* [Exercise prompt] For every line that contains the string "label", pull that line out of the material below.

* [Dataset records]
-*-*-

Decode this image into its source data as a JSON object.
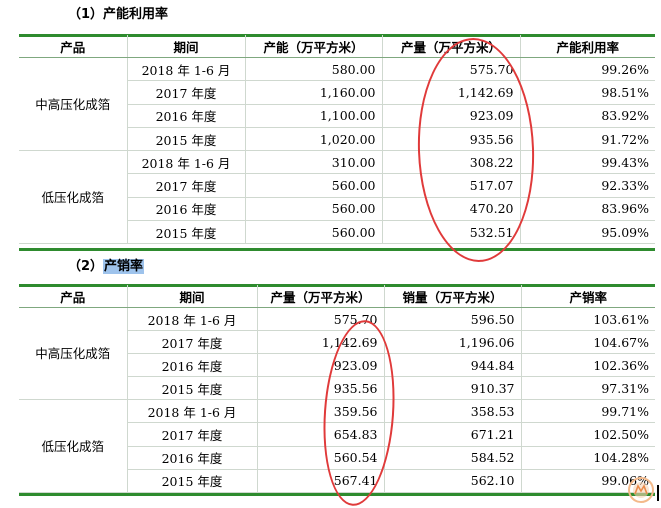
{
  "sections": [
    {
      "title_prefix": "（1）",
      "title_text": "产能利用率",
      "headers": [
        "产品",
        "期间",
        "产能（万平方米）",
        "产量（万平方米）",
        "产能利用率"
      ],
      "groups": [
        {
          "product": "中高压化成箔",
          "rows": [
            [
              "2018 年 1-6 月",
              "580.00",
              "575.70",
              "99.26%"
            ],
            [
              "2017 年度",
              "1,160.00",
              "1,142.69",
              "98.51%"
            ],
            [
              "2016 年度",
              "1,100.00",
              "923.09",
              "83.92%"
            ],
            [
              "2015 年度",
              "1,020.00",
              "935.56",
              "91.72%"
            ]
          ]
        },
        {
          "product": "低压化成箔",
          "rows": [
            [
              "2018 年 1-6 月",
              "310.00",
              "308.22",
              "99.43%"
            ],
            [
              "2017 年度",
              "560.00",
              "517.07",
              "92.33%"
            ],
            [
              "2016 年度",
              "560.00",
              "470.20",
              "83.96%"
            ],
            [
              "2015 年度",
              "560.00",
              "532.51",
              "95.09%"
            ]
          ]
        }
      ]
    },
    {
      "title_prefix": "（2）",
      "title_text": "产销率",
      "headers": [
        "产品",
        "期间",
        "产量（万平方米）",
        "销量（万平方米）",
        "产销率"
      ],
      "groups": [
        {
          "product": "中高压化成箔",
          "rows": [
            [
              "2018 年 1-6 月",
              "575.70",
              "596.50",
              "103.61%"
            ],
            [
              "2017 年度",
              "1,142.69",
              "1,196.06",
              "104.67%"
            ],
            [
              "2016 年度",
              "923.09",
              "944.84",
              "102.36%"
            ],
            [
              "2015 年度",
              "935.56",
              "910.37",
              "97.31%"
            ]
          ]
        },
        {
          "product": "低压化成箔",
          "rows": [
            [
              "2018 年 1-6 月",
              "359.56",
              "358.53",
              "99.71%"
            ],
            [
              "2017 年度",
              "654.83",
              "671.21",
              "102.50%"
            ],
            [
              "2016 年度",
              "560.54",
              "584.52",
              "104.28%"
            ],
            [
              "2015 年度",
              "567.41",
              "562.10",
              "99.06%"
            ]
          ]
        }
      ]
    }
  ],
  "colors": {
    "green_rule": "#2e8b2e",
    "red_annotation": "#e03a3a",
    "title_highlight": "#9ec3ec"
  },
  "watermark_icon": "mr-logo-icon"
}
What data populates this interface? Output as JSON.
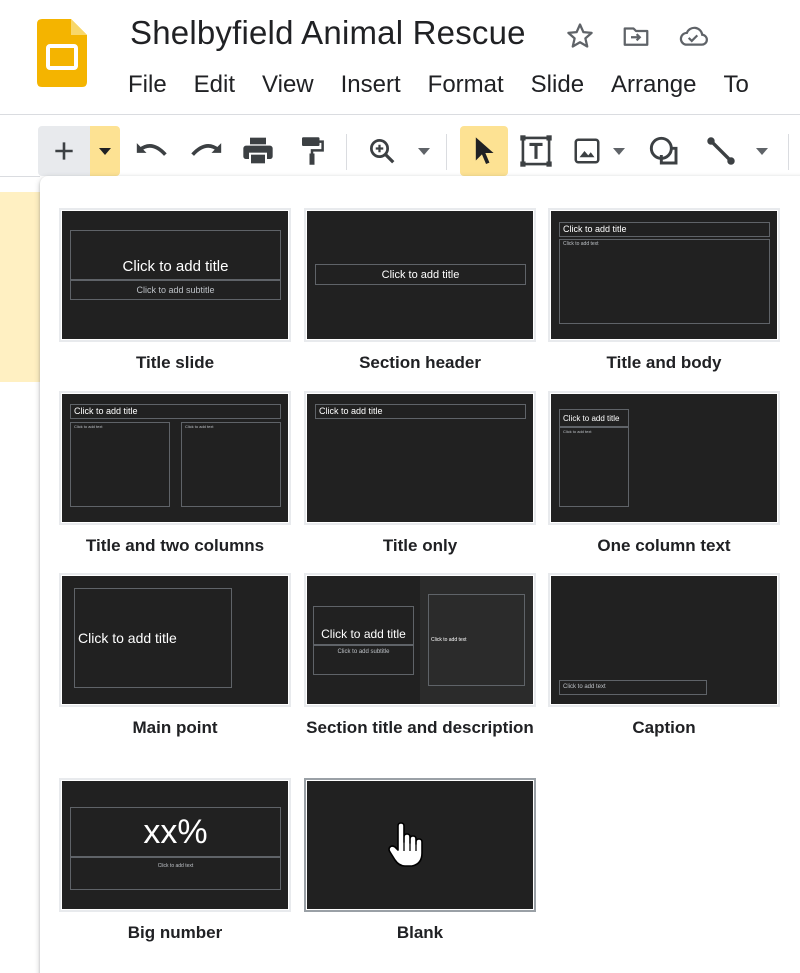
{
  "header": {
    "title": "Shelbyfield Animal Rescue",
    "icons": {
      "star": "star-icon",
      "move": "move-to-folder-icon",
      "cloud": "cloud-saved-icon"
    },
    "menu": [
      "File",
      "Edit",
      "View",
      "Insert",
      "Format",
      "Slide",
      "Arrange",
      "To"
    ]
  },
  "colors": {
    "brand_yellow": "#f4b400",
    "active_yellow": "#fde293",
    "slide_bg": "#212121"
  },
  "toolbar": {
    "icons": [
      "plus-icon",
      "dropdown-arrow-icon",
      "undo-icon",
      "redo-icon",
      "print-icon",
      "paint-format-icon",
      "zoom-icon",
      "select-cursor-icon",
      "text-box-icon",
      "image-icon",
      "shape-icon",
      "line-icon"
    ]
  },
  "layouts": [
    {
      "label": "Title slide",
      "title_ph": "Click to add title",
      "subtitle_ph": "Click to add subtitle"
    },
    {
      "label": "Section header",
      "title_ph": "Click to add title"
    },
    {
      "label": "Title and body",
      "title_ph": "Click to add title",
      "body_ph": "Click to add text"
    },
    {
      "label": "Title and two columns",
      "title_ph": "Click to add title",
      "col1_ph": "Click to add text",
      "col2_ph": "Click to add text"
    },
    {
      "label": "Title only",
      "title_ph": "Click to add title"
    },
    {
      "label": "One column text",
      "title_ph": "Click to add title",
      "body_ph": "Click to add text"
    },
    {
      "label": "Main point",
      "title_ph": "Click to add title"
    },
    {
      "label": "Section title and description",
      "title_ph": "Click to add title",
      "subtitle_ph": "Click to add subtitle",
      "body_ph": "Click to add text"
    },
    {
      "label": "Caption",
      "body_ph": "Click to add text"
    },
    {
      "label": "Big number",
      "number_ph": "xx%",
      "body_ph": "Click to add text"
    },
    {
      "label": "Blank"
    }
  ]
}
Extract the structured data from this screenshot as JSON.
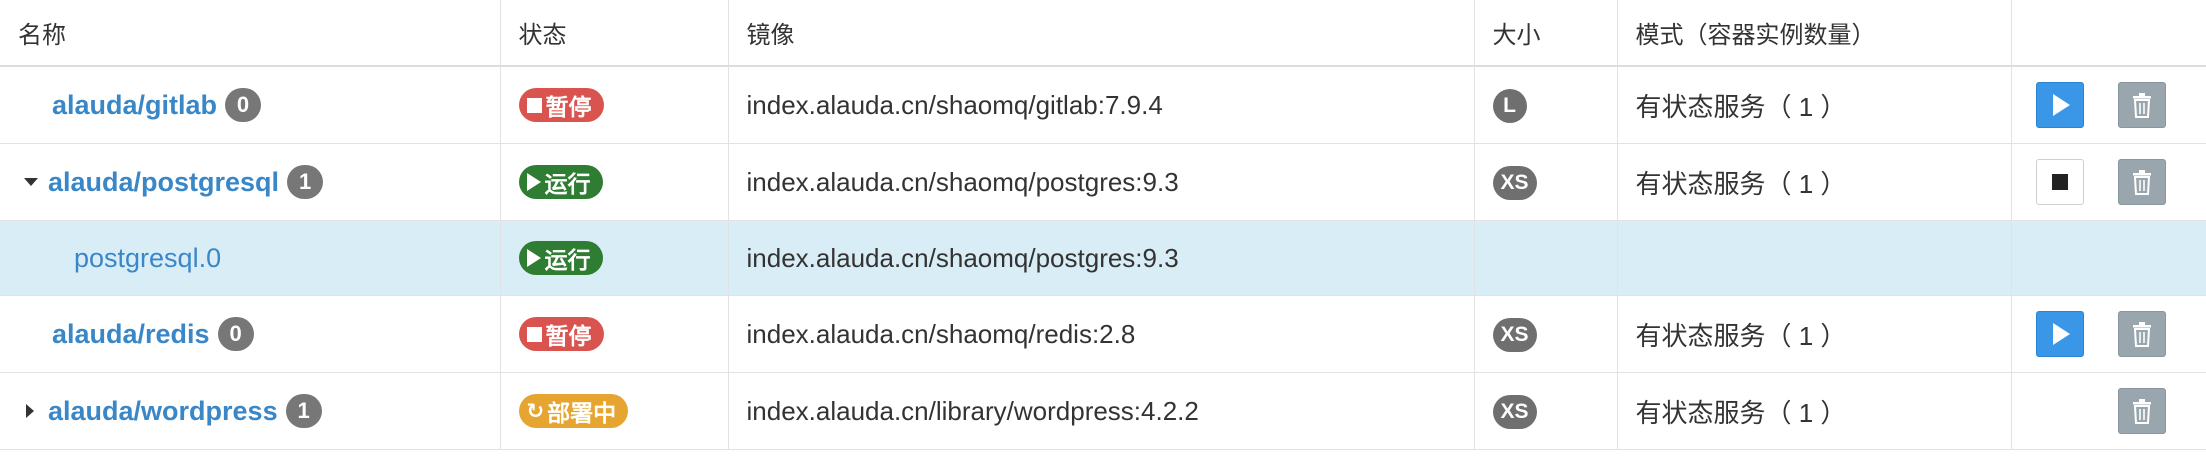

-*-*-

* [Response to this task]
      "label": "Title slide",
      "label": "Section header",
      "label": "Title and body",
      "label": "Title and two columns",
      "label": "Title only",
      "label": "One column text",
      "label": "Main point",
      "label": "Section title and description",
      "label": "Caption",
      "label": "Big number",
      "label": "Blank"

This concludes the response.